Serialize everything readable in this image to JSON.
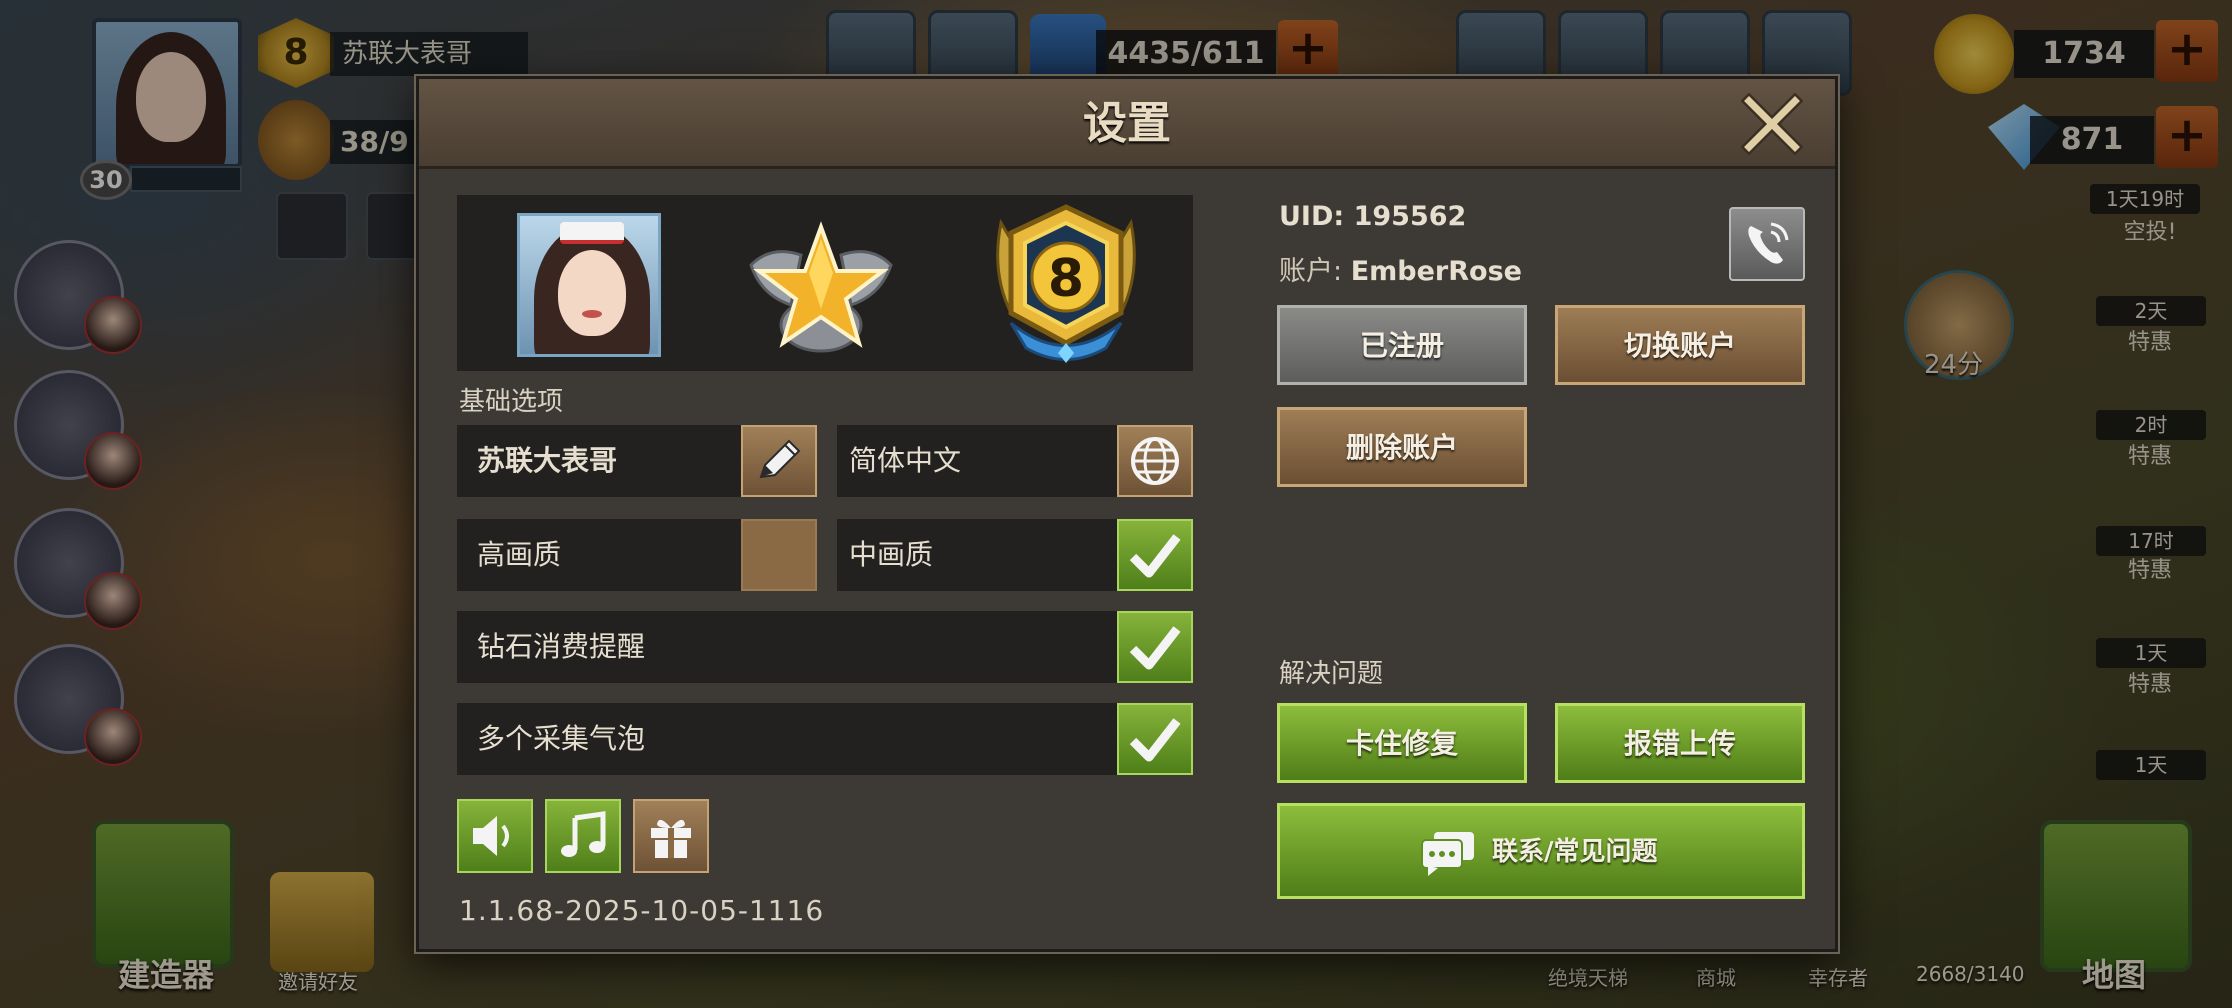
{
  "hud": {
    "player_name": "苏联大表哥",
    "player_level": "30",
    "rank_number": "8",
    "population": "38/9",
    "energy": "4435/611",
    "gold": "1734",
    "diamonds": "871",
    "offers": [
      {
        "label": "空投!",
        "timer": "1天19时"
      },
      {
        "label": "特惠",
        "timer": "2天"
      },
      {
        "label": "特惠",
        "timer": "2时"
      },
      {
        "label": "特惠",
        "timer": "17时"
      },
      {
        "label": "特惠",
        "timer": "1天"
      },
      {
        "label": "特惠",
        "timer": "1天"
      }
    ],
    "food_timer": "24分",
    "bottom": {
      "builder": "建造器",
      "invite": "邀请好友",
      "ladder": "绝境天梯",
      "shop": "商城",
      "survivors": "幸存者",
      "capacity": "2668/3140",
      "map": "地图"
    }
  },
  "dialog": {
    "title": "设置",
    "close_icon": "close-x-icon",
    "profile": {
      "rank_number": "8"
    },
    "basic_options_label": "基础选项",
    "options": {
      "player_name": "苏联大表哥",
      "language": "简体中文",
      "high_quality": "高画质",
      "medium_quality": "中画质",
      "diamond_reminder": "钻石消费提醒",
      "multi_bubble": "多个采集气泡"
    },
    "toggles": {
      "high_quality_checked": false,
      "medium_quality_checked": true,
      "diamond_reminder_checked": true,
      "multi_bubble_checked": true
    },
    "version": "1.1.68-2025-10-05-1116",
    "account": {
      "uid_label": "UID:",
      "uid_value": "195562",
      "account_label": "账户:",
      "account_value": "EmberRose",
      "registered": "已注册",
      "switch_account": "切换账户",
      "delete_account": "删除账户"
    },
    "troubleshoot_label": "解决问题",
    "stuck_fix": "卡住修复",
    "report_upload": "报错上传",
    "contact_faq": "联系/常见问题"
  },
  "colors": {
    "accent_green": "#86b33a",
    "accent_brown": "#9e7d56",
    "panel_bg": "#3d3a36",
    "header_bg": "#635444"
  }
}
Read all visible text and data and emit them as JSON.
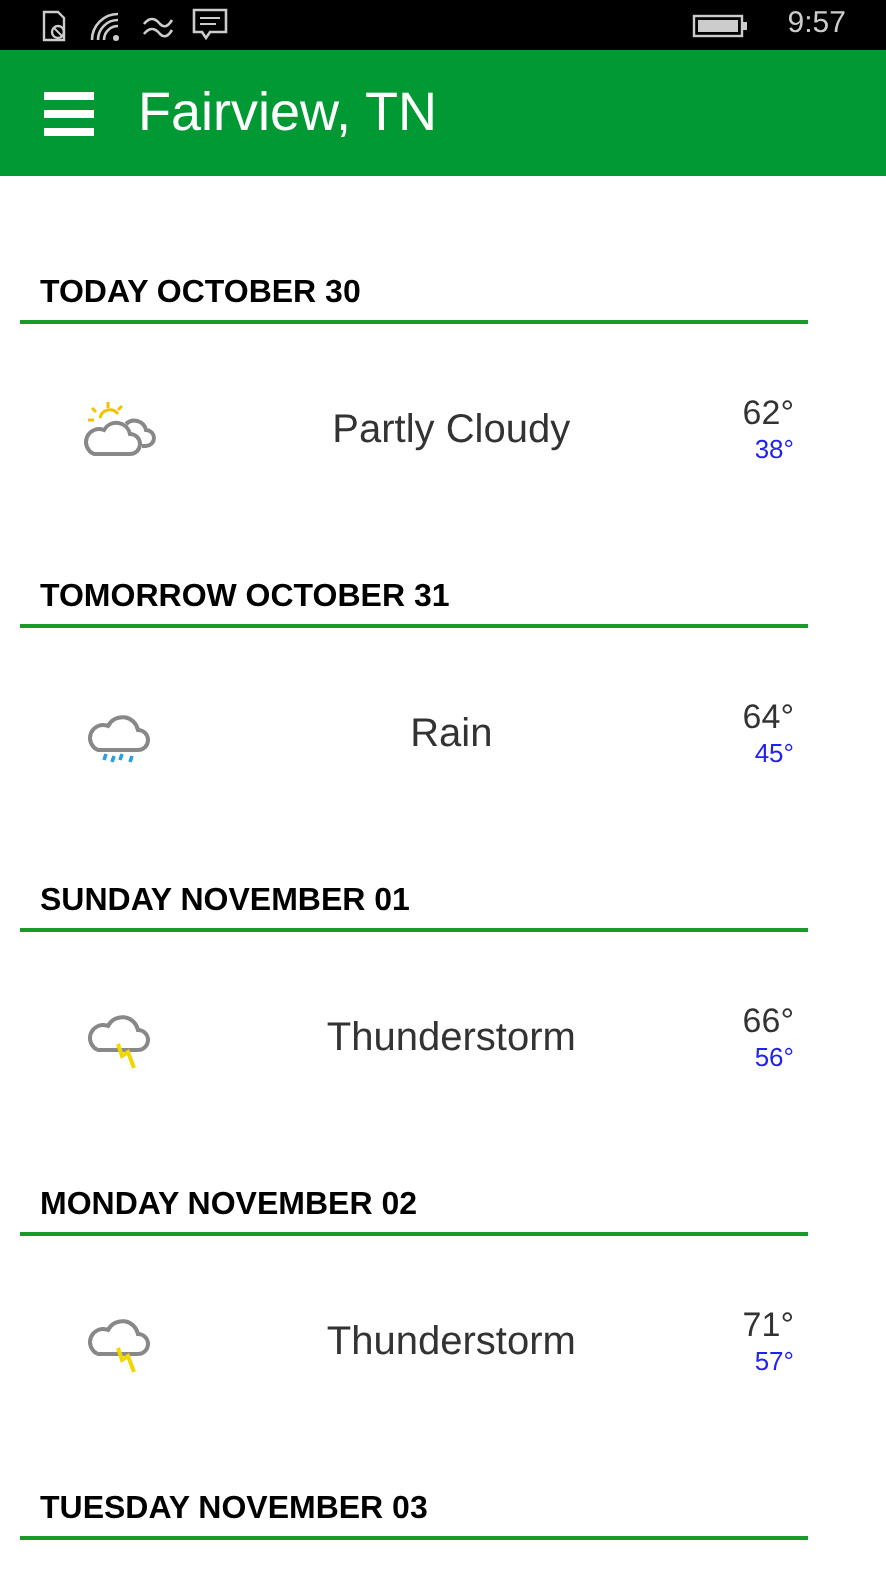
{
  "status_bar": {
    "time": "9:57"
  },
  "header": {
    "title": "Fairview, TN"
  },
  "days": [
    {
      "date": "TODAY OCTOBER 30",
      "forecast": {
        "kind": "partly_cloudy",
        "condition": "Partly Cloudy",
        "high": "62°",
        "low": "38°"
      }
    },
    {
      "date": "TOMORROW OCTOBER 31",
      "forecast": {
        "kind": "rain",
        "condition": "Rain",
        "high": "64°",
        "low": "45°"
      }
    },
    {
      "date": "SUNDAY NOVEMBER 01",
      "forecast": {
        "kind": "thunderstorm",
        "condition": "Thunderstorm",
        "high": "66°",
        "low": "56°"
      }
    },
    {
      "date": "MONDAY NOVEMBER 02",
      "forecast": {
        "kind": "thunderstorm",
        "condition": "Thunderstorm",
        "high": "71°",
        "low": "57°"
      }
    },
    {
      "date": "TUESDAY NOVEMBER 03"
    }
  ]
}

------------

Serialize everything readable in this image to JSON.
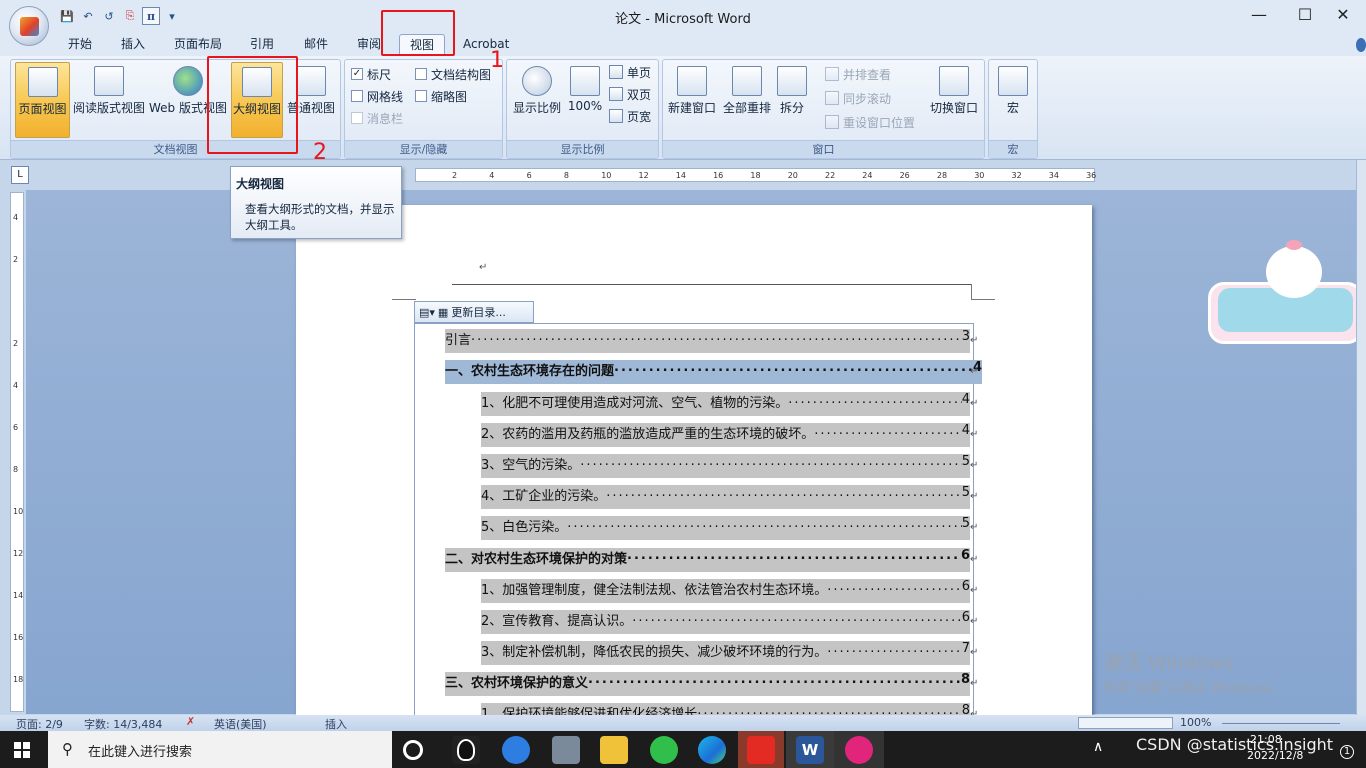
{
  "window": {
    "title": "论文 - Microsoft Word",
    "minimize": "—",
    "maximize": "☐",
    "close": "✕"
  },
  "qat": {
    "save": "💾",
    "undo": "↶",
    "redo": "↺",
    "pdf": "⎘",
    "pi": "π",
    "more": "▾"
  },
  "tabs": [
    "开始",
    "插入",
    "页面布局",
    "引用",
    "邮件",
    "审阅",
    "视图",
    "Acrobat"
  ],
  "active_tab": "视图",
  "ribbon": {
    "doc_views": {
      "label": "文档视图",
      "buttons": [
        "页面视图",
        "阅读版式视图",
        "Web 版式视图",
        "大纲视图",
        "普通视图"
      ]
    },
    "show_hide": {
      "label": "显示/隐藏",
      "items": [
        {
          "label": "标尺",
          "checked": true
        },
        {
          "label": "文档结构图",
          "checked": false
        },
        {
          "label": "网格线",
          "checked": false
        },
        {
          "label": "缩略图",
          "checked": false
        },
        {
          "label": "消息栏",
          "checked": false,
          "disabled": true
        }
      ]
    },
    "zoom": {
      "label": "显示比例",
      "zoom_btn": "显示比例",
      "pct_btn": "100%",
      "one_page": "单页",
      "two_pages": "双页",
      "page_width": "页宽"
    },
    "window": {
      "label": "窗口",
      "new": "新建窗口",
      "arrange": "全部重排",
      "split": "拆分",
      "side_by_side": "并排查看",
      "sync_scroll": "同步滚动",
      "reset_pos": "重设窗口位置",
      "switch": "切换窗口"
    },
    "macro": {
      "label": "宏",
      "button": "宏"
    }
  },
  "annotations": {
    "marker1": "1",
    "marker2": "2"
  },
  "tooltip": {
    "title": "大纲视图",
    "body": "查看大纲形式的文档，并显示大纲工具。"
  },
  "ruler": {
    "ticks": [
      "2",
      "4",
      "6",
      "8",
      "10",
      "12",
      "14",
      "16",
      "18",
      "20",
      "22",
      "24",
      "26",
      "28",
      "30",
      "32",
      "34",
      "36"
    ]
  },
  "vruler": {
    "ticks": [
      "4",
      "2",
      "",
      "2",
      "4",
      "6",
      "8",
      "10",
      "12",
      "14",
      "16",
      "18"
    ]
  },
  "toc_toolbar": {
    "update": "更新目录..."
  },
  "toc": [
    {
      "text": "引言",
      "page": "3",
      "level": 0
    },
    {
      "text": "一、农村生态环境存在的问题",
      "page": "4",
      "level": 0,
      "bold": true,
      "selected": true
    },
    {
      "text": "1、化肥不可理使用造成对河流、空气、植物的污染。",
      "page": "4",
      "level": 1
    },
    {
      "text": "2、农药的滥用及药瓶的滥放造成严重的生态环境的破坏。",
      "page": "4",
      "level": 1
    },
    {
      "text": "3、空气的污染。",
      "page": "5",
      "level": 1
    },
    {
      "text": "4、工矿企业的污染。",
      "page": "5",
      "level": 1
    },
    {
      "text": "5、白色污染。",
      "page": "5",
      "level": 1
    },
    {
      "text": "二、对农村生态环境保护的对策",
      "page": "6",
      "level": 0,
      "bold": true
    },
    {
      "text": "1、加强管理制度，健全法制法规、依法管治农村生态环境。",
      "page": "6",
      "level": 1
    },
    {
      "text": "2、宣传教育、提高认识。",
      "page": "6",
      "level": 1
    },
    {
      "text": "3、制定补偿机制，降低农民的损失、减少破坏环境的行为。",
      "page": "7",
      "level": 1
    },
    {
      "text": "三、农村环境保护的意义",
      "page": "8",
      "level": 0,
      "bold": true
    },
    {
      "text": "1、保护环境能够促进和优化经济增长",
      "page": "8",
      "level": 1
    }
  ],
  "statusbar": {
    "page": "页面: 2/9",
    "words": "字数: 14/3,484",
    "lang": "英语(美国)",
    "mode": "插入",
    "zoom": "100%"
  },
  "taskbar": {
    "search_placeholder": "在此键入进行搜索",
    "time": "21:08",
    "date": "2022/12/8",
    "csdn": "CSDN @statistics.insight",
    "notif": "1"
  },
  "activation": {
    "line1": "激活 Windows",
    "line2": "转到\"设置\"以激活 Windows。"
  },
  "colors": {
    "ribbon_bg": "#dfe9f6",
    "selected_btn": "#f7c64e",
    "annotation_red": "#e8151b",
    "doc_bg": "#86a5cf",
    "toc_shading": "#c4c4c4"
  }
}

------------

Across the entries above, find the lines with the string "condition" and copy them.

        "condition": "Partly Cloudy",
        "condition": "Rain",
        "condition": "Thunderstorm",
        "condition": "Thunderstorm",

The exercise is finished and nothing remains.